» Data for analysis
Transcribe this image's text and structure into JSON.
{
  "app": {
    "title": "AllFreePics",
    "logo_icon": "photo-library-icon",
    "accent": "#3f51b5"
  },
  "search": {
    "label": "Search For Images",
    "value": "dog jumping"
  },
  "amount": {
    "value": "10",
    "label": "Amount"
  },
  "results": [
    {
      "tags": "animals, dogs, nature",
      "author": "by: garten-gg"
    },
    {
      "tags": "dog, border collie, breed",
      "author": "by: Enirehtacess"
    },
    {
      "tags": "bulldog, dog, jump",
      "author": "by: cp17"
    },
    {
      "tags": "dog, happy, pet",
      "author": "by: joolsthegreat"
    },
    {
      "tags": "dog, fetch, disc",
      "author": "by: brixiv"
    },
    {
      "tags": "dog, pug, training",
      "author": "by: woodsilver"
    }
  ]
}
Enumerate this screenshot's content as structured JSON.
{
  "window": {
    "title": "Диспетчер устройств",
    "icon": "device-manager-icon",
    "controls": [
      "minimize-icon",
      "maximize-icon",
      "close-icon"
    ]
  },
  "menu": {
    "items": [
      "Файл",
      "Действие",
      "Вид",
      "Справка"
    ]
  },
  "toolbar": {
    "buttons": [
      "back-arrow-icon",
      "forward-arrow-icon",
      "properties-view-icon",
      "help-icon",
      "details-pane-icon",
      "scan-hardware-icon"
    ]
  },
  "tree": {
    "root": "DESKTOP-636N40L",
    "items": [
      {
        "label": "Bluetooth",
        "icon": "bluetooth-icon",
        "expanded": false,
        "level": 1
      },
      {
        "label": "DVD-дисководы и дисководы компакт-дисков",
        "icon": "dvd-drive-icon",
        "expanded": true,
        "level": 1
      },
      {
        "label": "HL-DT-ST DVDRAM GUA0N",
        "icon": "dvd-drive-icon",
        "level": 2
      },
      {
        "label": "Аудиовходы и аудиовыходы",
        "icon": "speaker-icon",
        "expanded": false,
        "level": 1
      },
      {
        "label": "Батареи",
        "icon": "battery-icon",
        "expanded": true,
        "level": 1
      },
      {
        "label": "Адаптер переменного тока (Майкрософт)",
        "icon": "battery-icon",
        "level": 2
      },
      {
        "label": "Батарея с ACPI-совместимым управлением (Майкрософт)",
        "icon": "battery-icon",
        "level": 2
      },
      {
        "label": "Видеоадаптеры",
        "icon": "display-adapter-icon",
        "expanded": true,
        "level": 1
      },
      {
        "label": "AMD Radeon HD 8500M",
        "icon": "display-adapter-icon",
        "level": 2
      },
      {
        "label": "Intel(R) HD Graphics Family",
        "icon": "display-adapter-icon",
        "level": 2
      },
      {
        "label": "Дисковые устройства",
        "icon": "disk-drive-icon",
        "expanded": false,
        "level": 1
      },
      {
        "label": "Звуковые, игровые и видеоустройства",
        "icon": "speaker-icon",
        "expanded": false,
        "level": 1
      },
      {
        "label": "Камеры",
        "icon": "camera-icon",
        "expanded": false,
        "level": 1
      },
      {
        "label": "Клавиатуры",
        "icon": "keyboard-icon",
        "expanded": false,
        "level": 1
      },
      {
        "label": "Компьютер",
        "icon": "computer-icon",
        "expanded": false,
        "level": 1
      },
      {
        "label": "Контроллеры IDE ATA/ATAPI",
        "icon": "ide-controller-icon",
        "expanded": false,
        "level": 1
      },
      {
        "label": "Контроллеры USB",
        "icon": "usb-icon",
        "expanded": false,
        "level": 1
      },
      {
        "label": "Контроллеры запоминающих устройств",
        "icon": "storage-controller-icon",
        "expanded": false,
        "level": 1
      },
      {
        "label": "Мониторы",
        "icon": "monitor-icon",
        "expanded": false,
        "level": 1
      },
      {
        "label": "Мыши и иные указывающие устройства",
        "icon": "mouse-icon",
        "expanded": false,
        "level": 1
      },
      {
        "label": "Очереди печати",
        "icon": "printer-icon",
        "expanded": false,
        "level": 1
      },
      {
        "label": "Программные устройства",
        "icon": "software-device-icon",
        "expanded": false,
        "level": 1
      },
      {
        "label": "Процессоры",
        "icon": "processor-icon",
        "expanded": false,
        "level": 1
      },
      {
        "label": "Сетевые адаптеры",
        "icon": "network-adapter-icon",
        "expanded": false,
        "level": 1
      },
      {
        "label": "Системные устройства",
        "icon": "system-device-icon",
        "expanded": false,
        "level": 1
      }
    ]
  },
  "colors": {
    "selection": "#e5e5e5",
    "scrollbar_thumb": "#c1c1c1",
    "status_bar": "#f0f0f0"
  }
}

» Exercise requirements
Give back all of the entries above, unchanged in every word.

» Finished exercise
Transcribe this image's text and structure into JSON.
{
  "app": {
    "title": "AllFreePics",
    "logo_icon": "photo-library-icon",
    "accent": "#3f51b5"
  },
  "search": {
    "label": "Search For Images",
    "value": "dog jumping"
  },
  "amount": {
    "value": "10",
    "label": "Amount"
  },
  "results": [
    {
      "tags": "animals, dogs, nature",
      "author": "by: garten-gg"
    },
    {
      "tags": "dog, border collie, breed",
      "author": "by: Enirehtacess"
    },
    {
      "tags": "bulldog, dog, jump",
      "author": "by: cp17"
    },
    {
      "tags": "dog, happy, pet",
      "author": "by: joolsthegreat"
    },
    {
      "tags": "dog, fetch, disc",
      "author": "by: brixiv"
    },
    {
      "tags": "dog, pug, training",
      "author": "by: woodsilver"
    }
  ]
}
Enumerate this screenshot's content as structured JSON.
{
  "window": {
    "title": "Диспетчер устройств",
    "icon": "device-manager-icon",
    "controls": [
      "minimize-icon",
      "maximize-icon",
      "close-icon"
    ]
  },
  "menu": {
    "items": [
      "Файл",
      "Действие",
      "Вид",
      "Справка"
    ]
  },
  "toolbar": {
    "buttons": [
      "back-arrow-icon",
      "forward-arrow-icon",
      "properties-view-icon",
      "help-icon",
      "details-pane-icon",
      "scan-hardware-icon"
    ]
  },
  "tree": {
    "root": "DESKTOP-636N40L",
    "items": [
      {
        "label": "Bluetooth",
        "icon": "bluetooth-icon",
        "expanded": false,
        "level": 1
      },
      {
        "label": "DVD-дисководы и дисководы компакт-дисков",
        "icon": "dvd-drive-icon",
        "expanded": true,
        "level": 1
      },
      {
        "label": "HL-DT-ST DVDRAM GUA0N",
        "icon": "dvd-drive-icon",
        "level": 2
      },
      {
        "label": "Аудиовходы и аудиовыходы",
        "icon": "speaker-icon",
        "expanded": false,
        "level": 1
      },
      {
        "label": "Батареи",
        "icon": "battery-icon",
        "expanded": true,
        "level": 1
      },
      {
        "label": "Адаптер переменного тока (Майкрософт)",
        "icon": "battery-icon",
        "level": 2
      },
      {
        "label": "Батарея с ACPI-совместимым управлением (Майкрософт)",
        "icon": "battery-icon",
        "level": 2
      },
      {
        "label": "Видеоадаптеры",
        "icon": "display-adapter-icon",
        "expanded": true,
        "level": 1
      },
      {
        "label": "AMD Radeon HD 8500M",
        "icon": "display-adapter-icon",
        "level": 2
      },
      {
        "label": "Intel(R) HD Graphics Family",
        "icon": "display-adapter-icon",
        "level": 2
      },
      {
        "label": "Дисковые устройства",
        "icon": "disk-drive-icon",
        "expanded": false,
        "level": 1
      },
      {
        "label": "Звуковые, игровые и видеоустройства",
        "icon": "speaker-icon",
        "expanded": false,
        "level": 1
      },
      {
        "label": "Камеры",
        "icon": "camera-icon",
        "expanded": false,
        "level": 1
      },
      {
        "label": "Клавиатуры",
        "icon": "keyboard-icon",
        "expanded": false,
        "level": 1
      },
      {
        "label": "Компьютер",
        "icon": "computer-icon",
        "expanded": false,
        "level": 1
      },
      {
        "label": "Контроллеры IDE ATA/ATAPI",
        "icon": "ide-controller-icon",
        "expanded": false,
        "level": 1
      },
      {
        "label": "Контроллеры USB",
        "icon": "usb-icon",
        "expanded": false,
        "level": 1
      },
      {
        "label": "Контроллеры запоминающих устройств",
        "icon": "storage-controller-icon",
        "expanded": false,
        "level": 1
      },
      {
        "label": "Мониторы",
        "icon": "monitor-icon",
        "expanded": false,
        "level": 1
      },
      {
        "label": "Мыши и иные указывающие устройства",
        "icon": "mouse-icon",
        "expanded": false,
        "level": 1
      },
      {
        "label": "Очереди печати",
        "icon": "printer-icon",
        "expanded": false,
        "level": 1
      },
      {
        "label": "Программные устройства",
        "icon": "software-device-icon",
        "expanded": false,
        "level": 1
      },
      {
        "label": "Процессоры",
        "icon": "processor-icon",
        "expanded": false,
        "level": 1
      },
      {
        "label": "Сетевые адаптеры",
        "icon": "network-adapter-icon",
        "expanded": false,
        "level": 1
      },
      {
        "label": "Системные устройства",
        "icon": "system-device-icon",
        "expanded": false,
        "level": 1
      }
    ]
  },
  "colors": {
    "selection": "#e5e5e5",
    "scrollbar_thumb": "#c1c1c1",
    "status_bar": "#f0f0f0"
  }
}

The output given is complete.